##### Available records #####

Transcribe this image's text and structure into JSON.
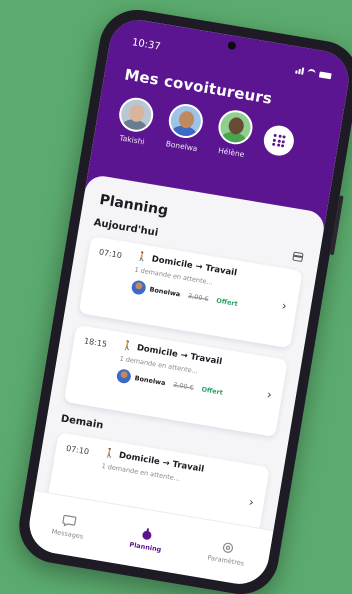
{
  "status_bar": {
    "time": "10:37"
  },
  "header": {
    "title": "Mes covoitureurs"
  },
  "drivers": [
    {
      "name": "Takishi",
      "skin": "#d8b49a",
      "shirt": "#6c7c8f"
    },
    {
      "name": "Bonelwa",
      "skin": "#c08a5e",
      "shirt": "#3e69c4"
    },
    {
      "name": "Hélène",
      "skin": "#6b4a35",
      "shirt": "#4aa34f"
    }
  ],
  "planning": {
    "title": "Planning",
    "days": [
      {
        "label": "Aujourd'hui",
        "trips": [
          {
            "time": "07:10",
            "route": "Domicile → Travail",
            "status": "1 demande en attente...",
            "driver": "Bonelwa",
            "price": "3,00 €",
            "offer": "Offert"
          },
          {
            "time": "18:15",
            "route": "Domicile → Travail",
            "status": "1 demande en attente...",
            "driver": "Bonelwa",
            "price": "3,00 €",
            "offer": "Offert"
          }
        ]
      },
      {
        "label": "Demain",
        "trips": [
          {
            "time": "07:10",
            "route": "Domicile → Travail",
            "status": "1 demande en attente..."
          }
        ]
      }
    ]
  },
  "nav": {
    "messages": "Messages",
    "planning": "Planning",
    "settings": "Paramètres"
  },
  "colors": {
    "brand": "#5b1590",
    "offer": "#2fa36b",
    "background": "#5bab6e"
  }
}
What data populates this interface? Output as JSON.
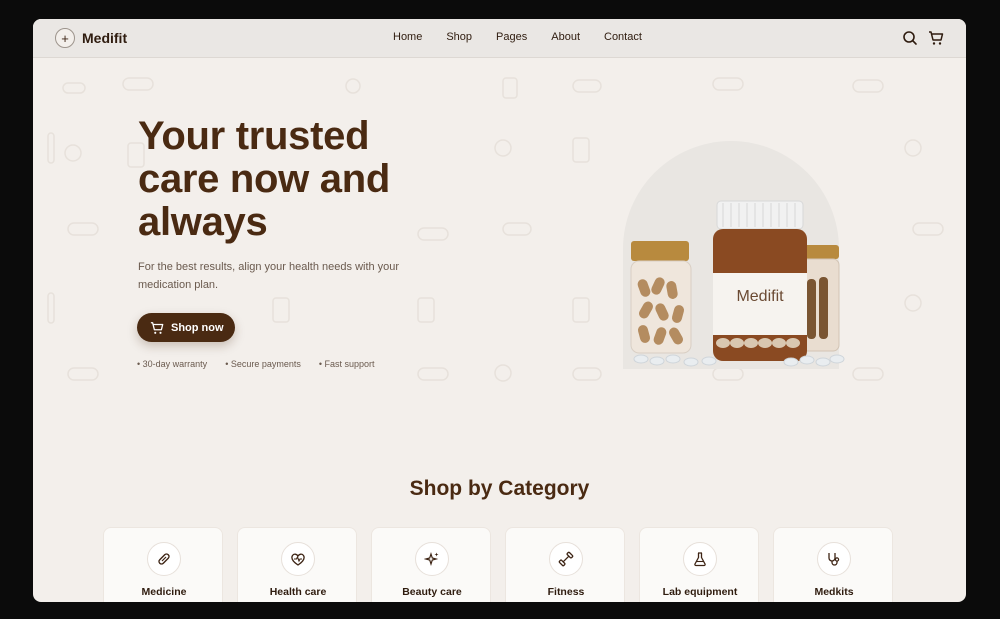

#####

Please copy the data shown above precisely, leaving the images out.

Transcribe this image's text and structure into JSON.
{
  "status_bar": {
    "time": "10:37"
  },
  "header": {
    "title": "Mes covoitureurs"
  },
  "drivers": [
    {
      "name": "Takishi",
      "skin": "#d8b49a",
      "shirt": "#6c7c8f"
    },
    {
      "name": "Bonelwa",
      "skin": "#c08a5e",
      "shirt": "#3e69c4"
    },
    {
      "name": "Hélène",
      "skin": "#6b4a35",
      "shirt": "#4aa34f"
    }
  ],
  "planning": {
    "title": "Planning",
    "days": [
      {
        "label": "Aujourd'hui",
        "trips": [
          {
            "time": "07:10",
            "route": "Domicile → Travail",
            "status": "1 demande en attente...",
            "driver": "Bonelwa",
            "price": "3,00 €",
            "offer": "Offert"
          },
          {
            "time": "18:15",
            "route": "Domicile → Travail",
            "status": "1 demande en attente...",
            "driver": "Bonelwa",
            "price": "3,00 €",
            "offer": "Offert"
          }
        ]
      },
      {
        "label": "Demain",
        "trips": [
          {
            "time": "07:10",
            "route": "Domicile → Travail",
            "status": "1 demande en attente..."
          }
        ]
      }
    ]
  },
  "nav": {
    "messages": "Messages",
    "planning": "Planning",
    "settings": "Paramètres"
  },
  "colors": {
    "brand": "#5b1590",
    "offer": "#2fa36b",
    "background": "#5bab6e"
  }
}
What data populates this interface? Output as JSON.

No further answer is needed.